» Prompt: Copy out all of the data that follows, exactly as it appears.
+ + +
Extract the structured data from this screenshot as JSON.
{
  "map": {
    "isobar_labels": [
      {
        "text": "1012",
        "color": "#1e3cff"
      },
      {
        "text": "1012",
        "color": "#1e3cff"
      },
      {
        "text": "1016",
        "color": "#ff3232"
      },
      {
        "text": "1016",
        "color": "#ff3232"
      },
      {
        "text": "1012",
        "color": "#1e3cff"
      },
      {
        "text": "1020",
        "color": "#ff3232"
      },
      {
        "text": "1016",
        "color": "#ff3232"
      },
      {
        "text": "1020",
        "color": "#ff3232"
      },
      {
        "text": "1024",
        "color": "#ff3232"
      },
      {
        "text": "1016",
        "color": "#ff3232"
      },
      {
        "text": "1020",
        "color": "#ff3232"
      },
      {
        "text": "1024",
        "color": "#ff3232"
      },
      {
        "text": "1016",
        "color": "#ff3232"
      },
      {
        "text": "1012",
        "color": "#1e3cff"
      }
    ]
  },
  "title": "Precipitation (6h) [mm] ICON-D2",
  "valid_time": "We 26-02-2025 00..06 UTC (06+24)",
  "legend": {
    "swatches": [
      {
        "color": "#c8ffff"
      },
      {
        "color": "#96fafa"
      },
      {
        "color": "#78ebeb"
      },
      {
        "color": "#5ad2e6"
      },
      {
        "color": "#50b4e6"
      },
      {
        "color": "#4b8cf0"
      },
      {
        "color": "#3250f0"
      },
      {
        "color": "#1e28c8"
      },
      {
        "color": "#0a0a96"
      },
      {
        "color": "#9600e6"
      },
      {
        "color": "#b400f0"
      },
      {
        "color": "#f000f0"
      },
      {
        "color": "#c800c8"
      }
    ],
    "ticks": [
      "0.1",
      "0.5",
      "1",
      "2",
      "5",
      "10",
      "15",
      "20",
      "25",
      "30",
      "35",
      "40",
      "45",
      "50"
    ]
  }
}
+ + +
» Response:
Extract the structured data from this screenshot as JSON.
{
  "map": {
    "isobar_labels": [
      {
        "text": "1012",
        "color": "#1e3cff"
      },
      {
        "text": "1012",
        "color": "#1e3cff"
      },
      {
        "text": "1016",
        "color": "#ff3232"
      },
      {
        "text": "1016",
        "color": "#ff3232"
      },
      {
        "text": "1012",
        "color": "#1e3cff"
      },
      {
        "text": "1020",
        "color": "#ff3232"
      },
      {
        "text": "1016",
        "color": "#ff3232"
      },
      {
        "text": "1020",
        "color": "#ff3232"
      },
      {
        "text": "1024",
        "color": "#ff3232"
      },
      {
        "text": "1016",
        "color": "#ff3232"
      },
      {
        "text": "1020",
        "color": "#ff3232"
      },
      {
        "text": "1024",
        "color": "#ff3232"
      },
      {
        "text": "1016",
        "color": "#ff3232"
      },
      {
        "text": "1012",
        "color": "#1e3cff"
      }
    ]
  },
  "title": "Precipitation (6h) [mm] ICON-D2",
  "valid_time": "We 26-02-2025 00..06 UTC (06+24)",
  "legend": {
    "swatches": [
      {
        "color": "#c8ffff"
      },
      {
        "color": "#96fafa"
      },
      {
        "color": "#78ebeb"
      },
      {
        "color": "#5ad2e6"
      },
      {
        "color": "#50b4e6"
      },
      {
        "color": "#4b8cf0"
      },
      {
        "color": "#3250f0"
      },
      {
        "color": "#1e28c8"
      },
      {
        "color": "#0a0a96"
      },
      {
        "color": "#9600e6"
      },
      {
        "color": "#b400f0"
      },
      {
        "color": "#f000f0"
      },
      {
        "color": "#c800c8"
      }
    ],
    "ticks": [
      "0.1",
      "0.5",
      "1",
      "2",
      "5",
      "10",
      "15",
      "20",
      "25",
      "30",
      "35",
      "40",
      "45",
      "50"
    ]
  }
}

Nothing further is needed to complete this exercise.